If you use and delete plugins often, some plugins still leave behind tables and data that will slow down your site speed. The Plugins Garbage Collector is great for finding and deleting unused or hidden tables that are ingrained in your website database. A word of warning though: make sure you save a backup of your website, as deleting tables is permanent.
Going hand in hand with the previous plugin, UpdraftPlus can be used to Backup/Restore your website. It will scan your site and you have the option of receiving a copy of the backup through various delivery options including a Cloud Service, Google Drive or email.
When thinking about your website theme, make sure that it’s responsive. I would also recommend removing any interactive elements to your homepage like rotators and banners that change every few seconds, as well as decluttering your sidebar of any unnecessary widgets.

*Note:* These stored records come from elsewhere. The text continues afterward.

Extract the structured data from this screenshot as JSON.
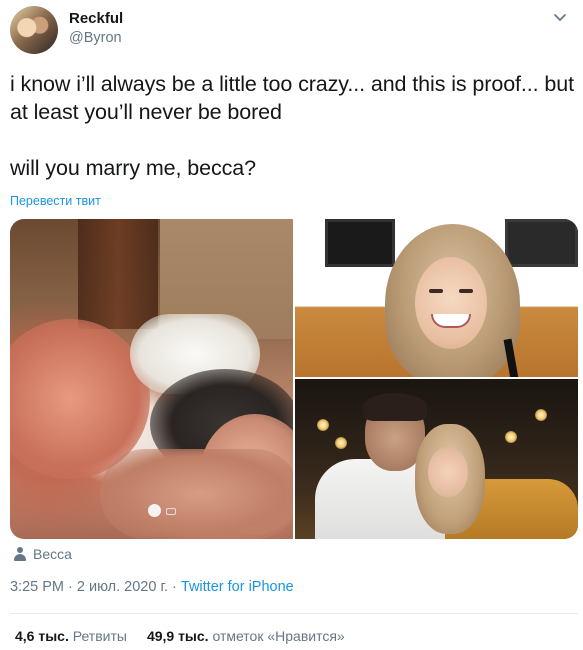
{
  "author": {
    "display_name": "Reckful",
    "handle": "@Byron"
  },
  "tweet": {
    "text": "i know i’ll always be a little too crazy... and this is proof... but at least you’ll never be bored\n\nwill you marry me, becca?",
    "translate_label": "Перевести твит"
  },
  "media": {
    "tagged_person": "Becca",
    "photos": [
      "video-still-bed",
      "portrait-smiling",
      "couple-restaurant"
    ]
  },
  "meta": {
    "time": "3:25 PM",
    "separator": " · ",
    "date": "2 июл. 2020 г.",
    "source": "Twitter for iPhone"
  },
  "stats": {
    "retweets_count": "4,6 тыс.",
    "retweets_label": "Ретвиты",
    "likes_count": "49,9 тыс.",
    "likes_label": "отметок «Нравится»"
  },
  "icons": {
    "caret": "chevron-down-icon",
    "person": "person-icon"
  },
  "colors": {
    "link": "#1b95e0",
    "muted": "#657786",
    "text": "#14171a"
  }
}
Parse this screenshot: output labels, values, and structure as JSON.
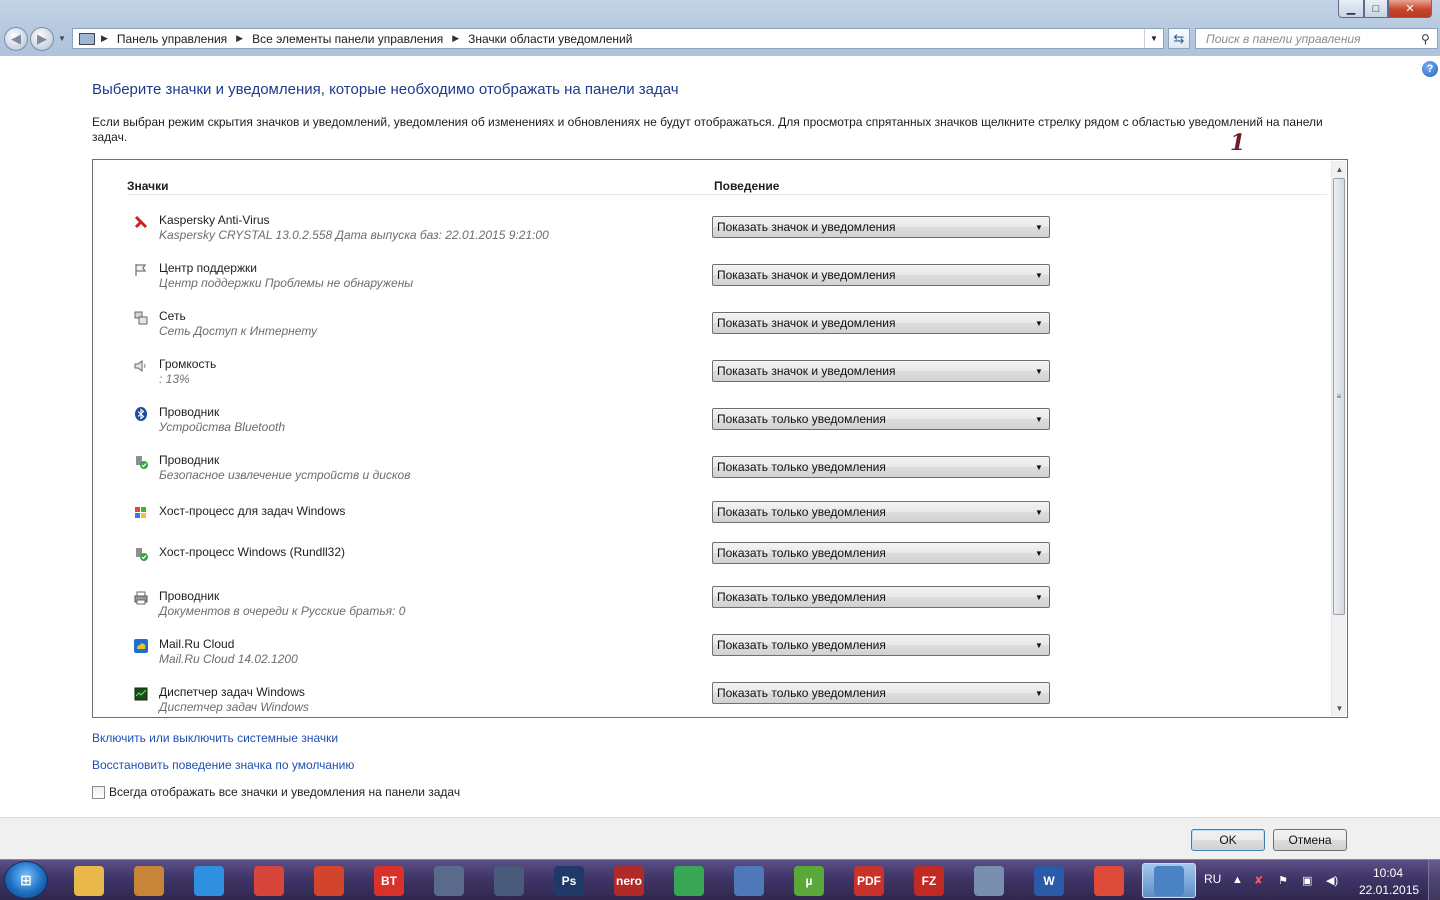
{
  "window": {
    "minimize_glyph": "▁",
    "maximize_glyph": "□",
    "close_glyph": "✕"
  },
  "address_bar": {
    "crumbs": [
      "Панель управления",
      "Все элементы панели управления",
      "Значки области уведомлений"
    ],
    "separator": "▶"
  },
  "search": {
    "placeholder": "Поиск в панели управления"
  },
  "page": {
    "title": "Выберите значки и уведомления, которые необходимо отображать на панели задач",
    "description": "Если выбран режим скрытия значков и уведомлений, уведомления об изменениях и обновлениях не будут отображаться. Для просмотра спрятанных значков щелкните стрелку рядом с областью уведомлений на панели задач."
  },
  "table": {
    "col_icons": "Значки",
    "col_behavior": "Поведение",
    "rows": [
      {
        "icon": "kaspersky-icon",
        "name": "Kaspersky Anti-Virus",
        "sub": "Kaspersky CRYSTAL 13.0.2.558 Дата выпуска баз: 22.01.2015 9:21:00",
        "behavior": "Показать значок и уведомления"
      },
      {
        "icon": "action-center-flag-icon",
        "name": "Центр поддержки",
        "sub": "Центр поддержки  Проблемы не обнаружены",
        "behavior": "Показать значок и уведомления"
      },
      {
        "icon": "network-icon",
        "name": "Сеть",
        "sub": "Сеть Доступ к Интернету",
        "behavior": "Показать значок и уведомления"
      },
      {
        "icon": "volume-icon",
        "name": "Громкость",
        "sub": ": 13%",
        "behavior": "Показать значок и уведомления"
      },
      {
        "icon": "bluetooth-icon",
        "name": "Проводник",
        "sub": "Устройства Bluetooth",
        "behavior": "Показать только уведомления"
      },
      {
        "icon": "safely-remove-icon",
        "name": "Проводник",
        "sub": "Безопасное извлечение устройств и дисков",
        "behavior": "Показать только уведомления"
      },
      {
        "icon": "windows-task-host-icon",
        "name": "Хост-процесс для задач Windows",
        "sub": "",
        "behavior": "Показать только уведомления"
      },
      {
        "icon": "rundll-host-icon",
        "name": "Хост-процесс Windows (Rundll32)",
        "sub": "",
        "behavior": "Показать только уведомления"
      },
      {
        "icon": "printer-icon",
        "name": "Проводник",
        "sub": "Документов в очереди к Русские  братья: 0",
        "behavior": "Показать только уведомления"
      },
      {
        "icon": "mailru-cloud-icon",
        "name": "Mail.Ru Cloud",
        "sub": "Mail.Ru Cloud 14.02.1200",
        "behavior": "Показать только уведомления"
      },
      {
        "icon": "task-manager-icon",
        "name": "Диспетчер задач Windows",
        "sub": "Диспетчер задач Windows",
        "behavior": "Показать только уведомления"
      }
    ]
  },
  "annotation": {
    "number": "1"
  },
  "links": {
    "toggle_system_icons": "Включить или выключить системные значки",
    "restore_defaults": "Восстановить поведение значка по умолчанию"
  },
  "always_show": {
    "label": "Всегда отображать все значки и уведомления на панели задач",
    "checked": false
  },
  "buttons": {
    "ok": "OK",
    "cancel": "Отмена"
  },
  "taskbar": {
    "apps": [
      {
        "icon": "file-explorer-icon",
        "label": "",
        "color": "#e8b84a"
      },
      {
        "icon": "contacts-icon",
        "label": "",
        "color": "#c7853a"
      },
      {
        "icon": "cloud-icon",
        "label": "",
        "color": "#2f8fe0"
      },
      {
        "icon": "target-icon",
        "label": "",
        "color": "#d8453b"
      },
      {
        "icon": "ccleaner-icon",
        "label": "",
        "color": "#d2442b"
      },
      {
        "icon": "bt-client-icon",
        "label": "BT",
        "color": "#d8322b"
      },
      {
        "icon": "media-center-icon",
        "label": "",
        "color": "#5a6a8a"
      },
      {
        "icon": "media-player-icon",
        "label": "",
        "color": "#4a5a7a"
      },
      {
        "icon": "photoshop-icon",
        "label": "Ps",
        "color": "#1f3a66"
      },
      {
        "icon": "nero-icon",
        "label": "nero",
        "color": "#b02a2a"
      },
      {
        "icon": "google-drive-icon",
        "label": "",
        "color": "#3aa757"
      },
      {
        "icon": "network-manager-icon",
        "label": "",
        "color": "#4f78b8"
      },
      {
        "icon": "utorrent-icon",
        "label": "µ",
        "color": "#5aa83a"
      },
      {
        "icon": "pdf-icon",
        "label": "PDF",
        "color": "#c7332b"
      },
      {
        "icon": "filezilla-icon",
        "label": "FZ",
        "color": "#bf2a22"
      },
      {
        "icon": "paint-icon",
        "label": "",
        "color": "#7a8fb0"
      },
      {
        "icon": "word-icon",
        "label": "W",
        "color": "#2b5ba8"
      },
      {
        "icon": "chrome-icon",
        "label": "",
        "color": "#dd4b39"
      },
      {
        "icon": "control-panel-icon",
        "label": "",
        "color": "#4b82c4"
      }
    ],
    "tray": {
      "language": "RU",
      "time": "10:04",
      "date": "22.01.2015"
    }
  }
}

Before my optimizations I had in my sidebar various social media feed widgets that significantly decreased my homepage load time. From a mobile perspective, sidebars aren’t very useful as they are displayed at the bottom of the screen and almost all users drop off before even reaching that point.
The use of AMP pages can also help with increased mobile speed time. AMP pages require that you manually separate various elements of your page, making them as lightweight as possible to load extremely quickly.
I won’t speak in depth about AMP as I’m not very familiar with them, but they are commonly used by news organizations that allow users to swipe their screen to view “slides” of sorts with the content broken up in that way. On first glance I would assume that using AMP would hurt SEO as your content is split into various elements that might not be crawled by Google, but I don’t know much of the coding behind it so my fear could be unfounded.
Also be sure to sift through your installed plugins and delete any unnecessary ones that you aren't using or are performing the same tasks so there isn't any overrun or conflicts.
I started optimizing my website when I noticed that it was taking an exceptional amount of time for my website to load on mobile and desktop. After running some tests via PSI and Pingdom, I found that my site full load time was 20 seconds long!
After optimizing my images, using all the options offered by WP Rocket and reinstalling Jetpack, my site load time now sits at a cool 2.1 seconds.
My ranking on PSI is at 94% optimization rate for mobile and 90% for desktop. I have one or two lines of code that need to be tweaked, but I’m extremely happy with the significant increase in site performance compared to being at 40% on PSI a few days ago.
If you’re looking to test your actual site load speed, I would recommend checking out Pingdom as it offers a comprehensive look at your website from TTFB and what website elements are taking the longest to load. Like PSI it also offers various areas of opportunity and solutions to correct any optimization issues.
While Pingdom is reliable, I would still focus on using PSI because Google is the one determining your ranking factors for technical on-page SEO.
By using the Google Analytics Benchmark Report, I can compare myself to other competitor websites in my industry. Decreasing the load speed time on my website has proven that I have more time spent on my website alongside a significantly lower bounce rate on both mobile and desktop sessions.
One other consideration for increasing SEO is by excluding spam referral traffic as counting in your Google Analytics reports (check out my latest post here on how to do this). I hope that you found this post helpful in your journey to optimize your website to load as quickly as possible! Do you have any other suggestions on increasing your site speed? I would love to hear your thoughts in the comments section below! If you haven't already, be sure to check out my latest tip post on converting your website from HTTP to HTTPS for a boost in SEO.